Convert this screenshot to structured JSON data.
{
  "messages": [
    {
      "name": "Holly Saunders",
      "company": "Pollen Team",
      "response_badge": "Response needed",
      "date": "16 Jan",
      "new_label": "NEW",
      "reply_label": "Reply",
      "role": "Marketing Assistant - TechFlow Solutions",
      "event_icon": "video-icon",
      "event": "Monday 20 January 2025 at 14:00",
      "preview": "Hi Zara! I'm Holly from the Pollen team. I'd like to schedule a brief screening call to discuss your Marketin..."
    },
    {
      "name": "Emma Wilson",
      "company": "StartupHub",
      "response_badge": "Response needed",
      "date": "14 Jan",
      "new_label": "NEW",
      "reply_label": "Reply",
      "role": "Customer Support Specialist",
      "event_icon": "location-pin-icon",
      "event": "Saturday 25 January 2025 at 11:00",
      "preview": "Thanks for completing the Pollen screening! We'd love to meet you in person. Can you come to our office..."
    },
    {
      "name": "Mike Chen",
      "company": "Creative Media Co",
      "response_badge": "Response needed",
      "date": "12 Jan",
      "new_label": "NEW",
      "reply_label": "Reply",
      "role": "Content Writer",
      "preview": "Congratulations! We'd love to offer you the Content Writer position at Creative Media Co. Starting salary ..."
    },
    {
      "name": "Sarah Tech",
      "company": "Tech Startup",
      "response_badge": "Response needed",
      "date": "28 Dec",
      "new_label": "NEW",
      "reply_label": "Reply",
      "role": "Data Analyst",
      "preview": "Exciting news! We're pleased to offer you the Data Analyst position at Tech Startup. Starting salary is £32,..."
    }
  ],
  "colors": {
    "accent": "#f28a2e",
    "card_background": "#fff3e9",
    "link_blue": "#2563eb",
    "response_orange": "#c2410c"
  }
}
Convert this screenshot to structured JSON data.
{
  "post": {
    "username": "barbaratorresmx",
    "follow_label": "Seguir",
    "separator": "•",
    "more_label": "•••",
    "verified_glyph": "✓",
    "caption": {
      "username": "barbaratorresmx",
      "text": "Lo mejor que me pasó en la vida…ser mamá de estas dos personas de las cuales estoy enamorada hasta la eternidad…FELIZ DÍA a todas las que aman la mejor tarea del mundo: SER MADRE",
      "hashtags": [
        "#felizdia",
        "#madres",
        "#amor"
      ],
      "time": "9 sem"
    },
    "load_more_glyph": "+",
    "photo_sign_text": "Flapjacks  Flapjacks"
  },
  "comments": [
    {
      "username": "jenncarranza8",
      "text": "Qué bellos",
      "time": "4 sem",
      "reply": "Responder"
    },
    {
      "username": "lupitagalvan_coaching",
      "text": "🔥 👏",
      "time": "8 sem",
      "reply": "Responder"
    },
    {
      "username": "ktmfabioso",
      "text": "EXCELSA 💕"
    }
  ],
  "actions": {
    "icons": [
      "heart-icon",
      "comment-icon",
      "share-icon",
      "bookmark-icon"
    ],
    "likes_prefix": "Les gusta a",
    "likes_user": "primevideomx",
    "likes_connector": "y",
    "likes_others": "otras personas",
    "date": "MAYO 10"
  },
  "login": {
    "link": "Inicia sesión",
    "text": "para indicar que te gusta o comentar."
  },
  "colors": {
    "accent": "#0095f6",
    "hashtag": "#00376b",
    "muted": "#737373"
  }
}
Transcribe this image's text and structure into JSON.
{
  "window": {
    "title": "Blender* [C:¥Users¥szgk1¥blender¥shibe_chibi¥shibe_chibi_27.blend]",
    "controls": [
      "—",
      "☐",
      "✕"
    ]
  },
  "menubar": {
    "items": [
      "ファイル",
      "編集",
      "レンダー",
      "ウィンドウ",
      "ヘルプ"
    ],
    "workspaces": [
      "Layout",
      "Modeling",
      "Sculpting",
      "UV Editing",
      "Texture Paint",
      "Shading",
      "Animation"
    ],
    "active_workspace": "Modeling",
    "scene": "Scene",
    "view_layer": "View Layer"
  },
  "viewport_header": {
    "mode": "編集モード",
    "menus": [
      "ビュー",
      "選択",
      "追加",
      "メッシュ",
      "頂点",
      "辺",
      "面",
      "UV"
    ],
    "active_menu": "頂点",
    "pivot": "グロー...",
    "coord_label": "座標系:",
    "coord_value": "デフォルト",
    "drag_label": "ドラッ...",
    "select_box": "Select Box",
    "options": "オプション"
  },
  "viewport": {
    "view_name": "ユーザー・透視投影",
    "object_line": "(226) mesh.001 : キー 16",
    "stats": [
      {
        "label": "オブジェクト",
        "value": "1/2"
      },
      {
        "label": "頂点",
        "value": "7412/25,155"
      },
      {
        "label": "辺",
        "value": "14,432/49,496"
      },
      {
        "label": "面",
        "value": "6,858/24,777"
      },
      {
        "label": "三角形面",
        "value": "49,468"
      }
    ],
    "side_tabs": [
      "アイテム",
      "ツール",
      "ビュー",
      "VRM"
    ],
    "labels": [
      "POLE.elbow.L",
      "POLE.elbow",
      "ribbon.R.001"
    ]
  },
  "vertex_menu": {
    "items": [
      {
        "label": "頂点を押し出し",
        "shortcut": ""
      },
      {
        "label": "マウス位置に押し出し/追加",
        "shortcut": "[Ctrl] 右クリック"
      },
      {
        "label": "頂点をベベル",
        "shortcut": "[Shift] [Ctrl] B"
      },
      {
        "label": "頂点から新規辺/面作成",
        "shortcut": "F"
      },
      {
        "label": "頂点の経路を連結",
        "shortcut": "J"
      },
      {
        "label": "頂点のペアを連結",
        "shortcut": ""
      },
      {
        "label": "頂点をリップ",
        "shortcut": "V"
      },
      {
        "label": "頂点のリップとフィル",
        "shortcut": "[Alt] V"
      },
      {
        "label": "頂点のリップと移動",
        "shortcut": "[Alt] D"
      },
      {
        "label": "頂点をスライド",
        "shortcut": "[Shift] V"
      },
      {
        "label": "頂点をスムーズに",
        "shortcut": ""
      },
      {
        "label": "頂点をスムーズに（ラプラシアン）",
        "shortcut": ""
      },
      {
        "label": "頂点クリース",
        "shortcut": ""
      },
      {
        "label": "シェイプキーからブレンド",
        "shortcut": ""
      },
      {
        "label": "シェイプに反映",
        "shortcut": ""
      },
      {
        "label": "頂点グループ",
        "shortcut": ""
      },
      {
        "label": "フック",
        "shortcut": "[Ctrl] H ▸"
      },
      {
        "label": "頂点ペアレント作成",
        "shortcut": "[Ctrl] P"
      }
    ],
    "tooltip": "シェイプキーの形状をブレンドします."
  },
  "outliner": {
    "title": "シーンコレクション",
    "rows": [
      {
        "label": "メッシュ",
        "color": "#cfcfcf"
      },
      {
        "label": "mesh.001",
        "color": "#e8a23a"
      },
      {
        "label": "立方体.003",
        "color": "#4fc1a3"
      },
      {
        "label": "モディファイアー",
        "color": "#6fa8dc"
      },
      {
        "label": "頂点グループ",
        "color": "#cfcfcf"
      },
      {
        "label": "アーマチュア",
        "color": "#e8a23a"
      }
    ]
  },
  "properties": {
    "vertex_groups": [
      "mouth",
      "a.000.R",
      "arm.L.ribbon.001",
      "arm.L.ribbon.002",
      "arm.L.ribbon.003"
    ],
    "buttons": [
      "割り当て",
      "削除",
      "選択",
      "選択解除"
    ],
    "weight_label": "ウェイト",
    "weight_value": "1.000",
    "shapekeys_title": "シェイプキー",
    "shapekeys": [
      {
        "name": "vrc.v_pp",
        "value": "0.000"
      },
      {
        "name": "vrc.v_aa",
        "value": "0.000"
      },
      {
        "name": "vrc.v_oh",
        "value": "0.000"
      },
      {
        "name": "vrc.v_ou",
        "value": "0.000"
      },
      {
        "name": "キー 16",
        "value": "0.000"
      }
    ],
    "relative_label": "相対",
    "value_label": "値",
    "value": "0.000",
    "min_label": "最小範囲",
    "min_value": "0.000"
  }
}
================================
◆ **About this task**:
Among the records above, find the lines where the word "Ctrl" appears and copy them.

◆ **Written solution**:
        "shortcut": "[Ctrl] 右クリック"
        "shortcut": "[Shift] [Ctrl] B"
        "shortcut": "[Ctrl] H ▸"
        "shortcut": "[Ctrl] P"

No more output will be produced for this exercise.